Still if someone did an open-source RPi-based dual output function generator using one of those cheap 240 x 320 TFT displays and a PCB with the FPGA, DAC(s) etc on it, I bet it would be popular even if it didn't quite measure up to the professional product in one way or another. There is probably public domain code for the LXI functionality. Maybe it's usable. There are DDR3 interfaces on Opencores that claim to be finished.
That's about a $50 Spartan 6 FPGA with 1M bits of RAM, and it is fast enough.
The gorgeous 7" color display, backlit buttons, rugged beautifully molded case and so on definitely don't come for free.

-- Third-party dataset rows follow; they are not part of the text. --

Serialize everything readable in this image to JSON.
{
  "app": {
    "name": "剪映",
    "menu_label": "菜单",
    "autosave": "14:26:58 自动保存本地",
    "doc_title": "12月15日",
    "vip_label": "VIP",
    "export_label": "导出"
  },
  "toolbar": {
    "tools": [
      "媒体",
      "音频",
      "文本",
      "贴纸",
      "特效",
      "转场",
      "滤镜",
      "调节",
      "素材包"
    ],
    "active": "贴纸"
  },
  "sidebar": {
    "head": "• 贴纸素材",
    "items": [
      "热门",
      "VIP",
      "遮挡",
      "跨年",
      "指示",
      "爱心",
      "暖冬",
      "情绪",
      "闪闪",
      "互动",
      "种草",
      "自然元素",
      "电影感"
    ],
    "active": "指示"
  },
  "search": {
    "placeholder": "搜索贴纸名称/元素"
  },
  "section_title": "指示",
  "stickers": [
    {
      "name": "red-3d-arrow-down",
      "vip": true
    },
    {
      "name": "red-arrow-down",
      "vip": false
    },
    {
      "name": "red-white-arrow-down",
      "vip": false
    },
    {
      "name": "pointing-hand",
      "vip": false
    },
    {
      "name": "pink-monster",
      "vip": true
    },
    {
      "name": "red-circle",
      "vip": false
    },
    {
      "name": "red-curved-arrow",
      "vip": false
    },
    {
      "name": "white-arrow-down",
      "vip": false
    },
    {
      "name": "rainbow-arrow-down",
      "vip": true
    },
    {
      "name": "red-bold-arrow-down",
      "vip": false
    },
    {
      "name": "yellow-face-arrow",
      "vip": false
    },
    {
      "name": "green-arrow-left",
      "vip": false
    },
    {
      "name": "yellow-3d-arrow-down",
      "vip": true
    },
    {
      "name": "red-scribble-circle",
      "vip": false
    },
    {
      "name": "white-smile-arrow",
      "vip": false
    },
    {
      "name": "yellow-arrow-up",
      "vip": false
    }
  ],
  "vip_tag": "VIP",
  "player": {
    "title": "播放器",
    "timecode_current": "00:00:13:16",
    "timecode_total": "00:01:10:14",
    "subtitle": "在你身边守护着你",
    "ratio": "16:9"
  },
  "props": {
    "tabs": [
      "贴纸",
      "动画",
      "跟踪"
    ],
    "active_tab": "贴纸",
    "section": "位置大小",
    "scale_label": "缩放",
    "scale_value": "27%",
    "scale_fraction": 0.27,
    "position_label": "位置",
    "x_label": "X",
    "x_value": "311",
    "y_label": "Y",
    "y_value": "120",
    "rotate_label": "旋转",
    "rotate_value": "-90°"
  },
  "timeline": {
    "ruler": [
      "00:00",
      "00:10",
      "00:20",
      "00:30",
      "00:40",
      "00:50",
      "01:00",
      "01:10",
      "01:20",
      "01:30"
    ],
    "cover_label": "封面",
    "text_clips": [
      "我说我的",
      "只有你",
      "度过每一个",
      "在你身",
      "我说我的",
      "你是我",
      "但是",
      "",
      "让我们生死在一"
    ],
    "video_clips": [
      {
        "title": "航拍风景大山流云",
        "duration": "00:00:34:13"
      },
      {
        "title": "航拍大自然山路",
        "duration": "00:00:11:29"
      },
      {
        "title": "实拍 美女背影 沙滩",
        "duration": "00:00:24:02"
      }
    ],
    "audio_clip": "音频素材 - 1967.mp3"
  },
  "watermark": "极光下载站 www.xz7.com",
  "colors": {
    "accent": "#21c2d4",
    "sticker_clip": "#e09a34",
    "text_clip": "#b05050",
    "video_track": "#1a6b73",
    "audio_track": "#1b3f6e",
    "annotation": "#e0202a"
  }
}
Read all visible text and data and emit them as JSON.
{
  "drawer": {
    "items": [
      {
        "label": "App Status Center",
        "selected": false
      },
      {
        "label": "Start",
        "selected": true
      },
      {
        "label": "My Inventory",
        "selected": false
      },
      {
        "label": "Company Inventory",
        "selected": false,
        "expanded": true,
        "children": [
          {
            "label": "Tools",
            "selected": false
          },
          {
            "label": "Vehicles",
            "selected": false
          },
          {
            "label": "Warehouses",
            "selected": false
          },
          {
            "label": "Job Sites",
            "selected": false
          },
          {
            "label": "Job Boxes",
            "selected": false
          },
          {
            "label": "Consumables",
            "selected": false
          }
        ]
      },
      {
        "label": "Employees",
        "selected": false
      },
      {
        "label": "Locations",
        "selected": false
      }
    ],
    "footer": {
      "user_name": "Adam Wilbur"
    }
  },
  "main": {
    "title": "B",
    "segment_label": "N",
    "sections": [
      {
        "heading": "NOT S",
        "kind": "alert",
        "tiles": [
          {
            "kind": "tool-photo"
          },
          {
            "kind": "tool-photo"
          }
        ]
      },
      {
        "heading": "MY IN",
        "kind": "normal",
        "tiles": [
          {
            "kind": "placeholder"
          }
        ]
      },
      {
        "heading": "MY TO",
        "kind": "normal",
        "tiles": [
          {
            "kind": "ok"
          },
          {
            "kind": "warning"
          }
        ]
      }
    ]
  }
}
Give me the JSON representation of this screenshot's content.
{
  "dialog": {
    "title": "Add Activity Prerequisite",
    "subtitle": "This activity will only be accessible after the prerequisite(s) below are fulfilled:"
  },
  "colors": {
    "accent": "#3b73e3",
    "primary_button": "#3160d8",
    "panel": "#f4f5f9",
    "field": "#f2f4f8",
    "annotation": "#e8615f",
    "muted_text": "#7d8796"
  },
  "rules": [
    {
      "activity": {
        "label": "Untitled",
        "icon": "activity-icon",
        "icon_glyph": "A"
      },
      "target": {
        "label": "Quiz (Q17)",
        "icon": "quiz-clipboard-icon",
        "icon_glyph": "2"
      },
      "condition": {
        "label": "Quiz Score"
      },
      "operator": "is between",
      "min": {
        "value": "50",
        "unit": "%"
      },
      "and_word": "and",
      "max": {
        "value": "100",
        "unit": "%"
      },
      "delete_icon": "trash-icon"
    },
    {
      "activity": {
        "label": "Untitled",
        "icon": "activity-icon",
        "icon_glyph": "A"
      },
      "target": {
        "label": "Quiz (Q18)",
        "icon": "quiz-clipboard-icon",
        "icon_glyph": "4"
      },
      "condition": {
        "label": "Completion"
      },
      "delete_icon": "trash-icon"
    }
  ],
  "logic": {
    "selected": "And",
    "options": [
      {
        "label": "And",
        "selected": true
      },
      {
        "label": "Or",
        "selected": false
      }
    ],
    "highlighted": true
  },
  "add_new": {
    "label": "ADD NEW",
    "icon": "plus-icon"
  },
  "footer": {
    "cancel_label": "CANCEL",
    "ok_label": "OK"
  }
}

AFAIK, I have not tested out the output protection, probably it's no worse (or better) than the Agilent products (which use multiple paralleled power op-amps on each output - giving off significant heat at the best of times).
I actually built something sort of like this for a specialized task, using a Raspberry Pi to handle the offline tasks like loading the data. Bandwidth was << 25MHz though, so pretty lethargic.
Things have changed. RPi is now running 1.5GHz 64 bit quad core with LPDDR4 SDRAM for CAD $47.75. You can even get a compiler for Python that runs much faster.
Cases are cheap. It's the design that is expensive. The spectacular FNIRSI-
1013D dual channel 100 MHz scope is an example. It is only US $149.68 on eBay. The item number is 143879446906.
It has a 6" X 3 1/2" color touch display and blows most other scopes out of the water. Unfortunately the only manual available is for the FNIRSI-5012H, which is an older version that is not as good. I asked them yesterday for the updated manual but have not received a reply yet. When I do, I will post the link.
This scope is astonishing. It is a combination of all the best features of other scopes, plus a bunch of new things. After reading the brief manual that came with it, I was dumbfounded. Then I discovered it has an internal battery good for 10 hours of running. No more ground loop problems! I think everyone should get it. It is small enough to sit on the bench and not take up much space, yet the screen is large enough to clearly display the waveforms and measurement data.
It is so convenient to use that you will probably give up your large mainframe scope for most low frequency work under 100 MHz. As an old user of the TEK 7704 and 7904 scopes that needed a scope cart, this unit is simply amazing.
With the plethora of inexpensive high quality equipment available, now is the time to be alive if you are interested in electronics!
There are a couple of known brand combo 3-in-1 battery powered waveform gen + small screen 2-channel 70MHz oscilloscope + true-RMS DMM in a bloated DMM form factor for < $200.
Might be worth throwing in the luggage if we ever get to travel again. For fiddling around with development boards and such like it would be enough a lot of the time. They even have replacable 18650 cells in a holder.